▸ **Goal of the exercise**: What you return should be the full listing, word for word, without a single image.

(Exercise material Opens)

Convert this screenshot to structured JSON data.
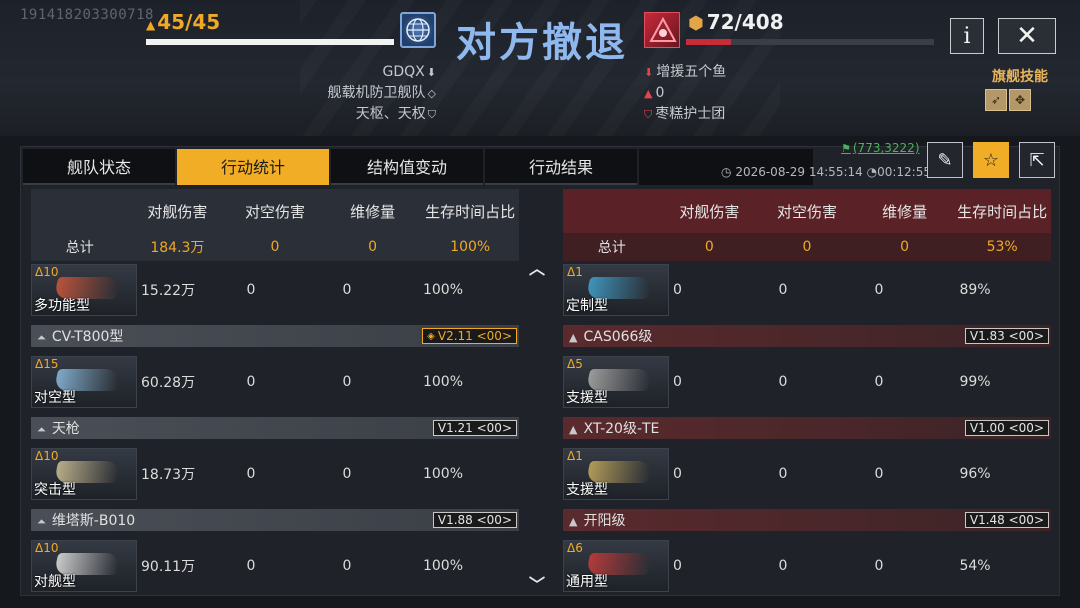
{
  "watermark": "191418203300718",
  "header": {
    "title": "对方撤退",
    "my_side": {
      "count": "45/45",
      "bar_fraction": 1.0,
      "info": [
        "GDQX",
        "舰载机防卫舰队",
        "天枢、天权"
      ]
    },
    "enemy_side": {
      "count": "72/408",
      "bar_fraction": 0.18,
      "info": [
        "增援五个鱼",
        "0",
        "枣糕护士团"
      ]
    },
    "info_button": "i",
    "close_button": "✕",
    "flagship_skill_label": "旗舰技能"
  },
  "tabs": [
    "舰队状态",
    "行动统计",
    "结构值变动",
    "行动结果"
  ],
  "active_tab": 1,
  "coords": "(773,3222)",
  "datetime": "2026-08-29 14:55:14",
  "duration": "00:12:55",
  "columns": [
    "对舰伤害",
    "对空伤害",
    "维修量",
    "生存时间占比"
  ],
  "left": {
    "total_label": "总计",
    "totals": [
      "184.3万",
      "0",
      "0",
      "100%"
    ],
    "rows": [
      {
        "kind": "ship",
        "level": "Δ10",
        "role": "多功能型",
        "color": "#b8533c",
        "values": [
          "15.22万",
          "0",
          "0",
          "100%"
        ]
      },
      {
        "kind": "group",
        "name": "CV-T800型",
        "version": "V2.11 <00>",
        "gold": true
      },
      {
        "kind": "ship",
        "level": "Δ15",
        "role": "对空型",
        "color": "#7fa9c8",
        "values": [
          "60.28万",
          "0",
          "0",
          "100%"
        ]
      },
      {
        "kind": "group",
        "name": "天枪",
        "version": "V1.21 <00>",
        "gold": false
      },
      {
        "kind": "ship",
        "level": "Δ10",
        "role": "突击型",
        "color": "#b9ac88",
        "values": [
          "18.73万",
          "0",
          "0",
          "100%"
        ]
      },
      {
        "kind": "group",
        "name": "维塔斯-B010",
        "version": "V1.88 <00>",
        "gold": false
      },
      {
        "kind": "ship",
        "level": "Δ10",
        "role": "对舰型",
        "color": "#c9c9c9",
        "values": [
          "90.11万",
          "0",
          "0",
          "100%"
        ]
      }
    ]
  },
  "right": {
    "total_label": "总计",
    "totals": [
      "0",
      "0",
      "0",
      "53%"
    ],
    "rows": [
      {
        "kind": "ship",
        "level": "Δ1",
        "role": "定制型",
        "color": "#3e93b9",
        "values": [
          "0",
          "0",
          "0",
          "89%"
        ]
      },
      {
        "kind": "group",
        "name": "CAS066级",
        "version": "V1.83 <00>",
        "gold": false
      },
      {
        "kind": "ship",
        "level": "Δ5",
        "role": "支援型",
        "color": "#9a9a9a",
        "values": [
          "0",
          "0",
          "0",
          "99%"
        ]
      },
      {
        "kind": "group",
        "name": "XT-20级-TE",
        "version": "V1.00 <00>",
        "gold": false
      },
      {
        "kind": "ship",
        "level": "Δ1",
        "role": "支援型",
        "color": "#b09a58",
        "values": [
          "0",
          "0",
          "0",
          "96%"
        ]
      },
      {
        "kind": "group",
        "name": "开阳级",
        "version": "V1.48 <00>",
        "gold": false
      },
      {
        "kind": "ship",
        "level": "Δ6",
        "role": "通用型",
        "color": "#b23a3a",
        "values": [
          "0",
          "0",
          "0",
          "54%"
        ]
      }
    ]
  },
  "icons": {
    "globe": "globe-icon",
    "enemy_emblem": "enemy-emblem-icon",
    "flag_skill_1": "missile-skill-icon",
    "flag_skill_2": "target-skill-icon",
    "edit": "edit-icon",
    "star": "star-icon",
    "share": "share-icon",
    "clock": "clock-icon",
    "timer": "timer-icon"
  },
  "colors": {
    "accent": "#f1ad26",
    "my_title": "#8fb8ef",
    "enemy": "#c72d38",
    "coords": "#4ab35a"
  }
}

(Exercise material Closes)

▸ **Exercise answer**:
Convert this screenshot to structured JSON data.
{
  "watermark": "191418203300718",
  "header": {
    "title": "对方撤退",
    "my_side": {
      "count": "45/45",
      "bar_fraction": 1.0,
      "info": [
        "GDQX",
        "舰载机防卫舰队",
        "天枢、天权"
      ]
    },
    "enemy_side": {
      "count": "72/408",
      "bar_fraction": 0.18,
      "info": [
        "增援五个鱼",
        "0",
        "枣糕护士团"
      ]
    },
    "info_button": "i",
    "close_button": "✕",
    "flagship_skill_label": "旗舰技能"
  },
  "tabs": [
    "舰队状态",
    "行动统计",
    "结构值变动",
    "行动结果"
  ],
  "active_tab": 1,
  "coords": "(773,3222)",
  "datetime": "2026-08-29 14:55:14",
  "duration": "00:12:55",
  "columns": [
    "对舰伤害",
    "对空伤害",
    "维修量",
    "生存时间占比"
  ],
  "left": {
    "total_label": "总计",
    "totals": [
      "184.3万",
      "0",
      "0",
      "100%"
    ],
    "rows": [
      {
        "kind": "ship",
        "level": "Δ10",
        "role": "多功能型",
        "color": "#b8533c",
        "values": [
          "15.22万",
          "0",
          "0",
          "100%"
        ]
      },
      {
        "kind": "group",
        "name": "CV-T800型",
        "version": "V2.11 <00>",
        "gold": true
      },
      {
        "kind": "ship",
        "level": "Δ15",
        "role": "对空型",
        "color": "#7fa9c8",
        "values": [
          "60.28万",
          "0",
          "0",
          "100%"
        ]
      },
      {
        "kind": "group",
        "name": "天枪",
        "version": "V1.21 <00>",
        "gold": false
      },
      {
        "kind": "ship",
        "level": "Δ10",
        "role": "突击型",
        "color": "#b9ac88",
        "values": [
          "18.73万",
          "0",
          "0",
          "100%"
        ]
      },
      {
        "kind": "group",
        "name": "维塔斯-B010",
        "version": "V1.88 <00>",
        "gold": false
      },
      {
        "kind": "ship",
        "level": "Δ10",
        "role": "对舰型",
        "color": "#c9c9c9",
        "values": [
          "90.11万",
          "0",
          "0",
          "100%"
        ]
      }
    ]
  },
  "right": {
    "total_label": "总计",
    "totals": [
      "0",
      "0",
      "0",
      "53%"
    ],
    "rows": [
      {
        "kind": "ship",
        "level": "Δ1",
        "role": "定制型",
        "color": "#3e93b9",
        "values": [
          "0",
          "0",
          "0",
          "89%"
        ]
      },
      {
        "kind": "group",
        "name": "CAS066级",
        "version": "V1.83 <00>",
        "gold": false
      },
      {
        "kind": "ship",
        "level": "Δ5",
        "role": "支援型",
        "color": "#9a9a9a",
        "values": [
          "0",
          "0",
          "0",
          "99%"
        ]
      },
      {
        "kind": "group",
        "name": "XT-20级-TE",
        "version": "V1.00 <00>",
        "gold": false
      },
      {
        "kind": "ship",
        "level": "Δ1",
        "role": "支援型",
        "color": "#b09a58",
        "values": [
          "0",
          "0",
          "0",
          "96%"
        ]
      },
      {
        "kind": "group",
        "name": "开阳级",
        "version": "V1.48 <00>",
        "gold": false
      },
      {
        "kind": "ship",
        "level": "Δ6",
        "role": "通用型",
        "color": "#b23a3a",
        "values": [
          "0",
          "0",
          "0",
          "54%"
        ]
      }
    ]
  },
  "icons": {
    "globe": "globe-icon",
    "enemy_emblem": "enemy-emblem-icon",
    "flag_skill_1": "missile-skill-icon",
    "flag_skill_2": "target-skill-icon",
    "edit": "edit-icon",
    "star": "star-icon",
    "share": "share-icon",
    "clock": "clock-icon",
    "timer": "timer-icon"
  },
  "colors": {
    "accent": "#f1ad26",
    "my_title": "#8fb8ef",
    "enemy": "#c72d38",
    "coords": "#4ab35a"
  }
}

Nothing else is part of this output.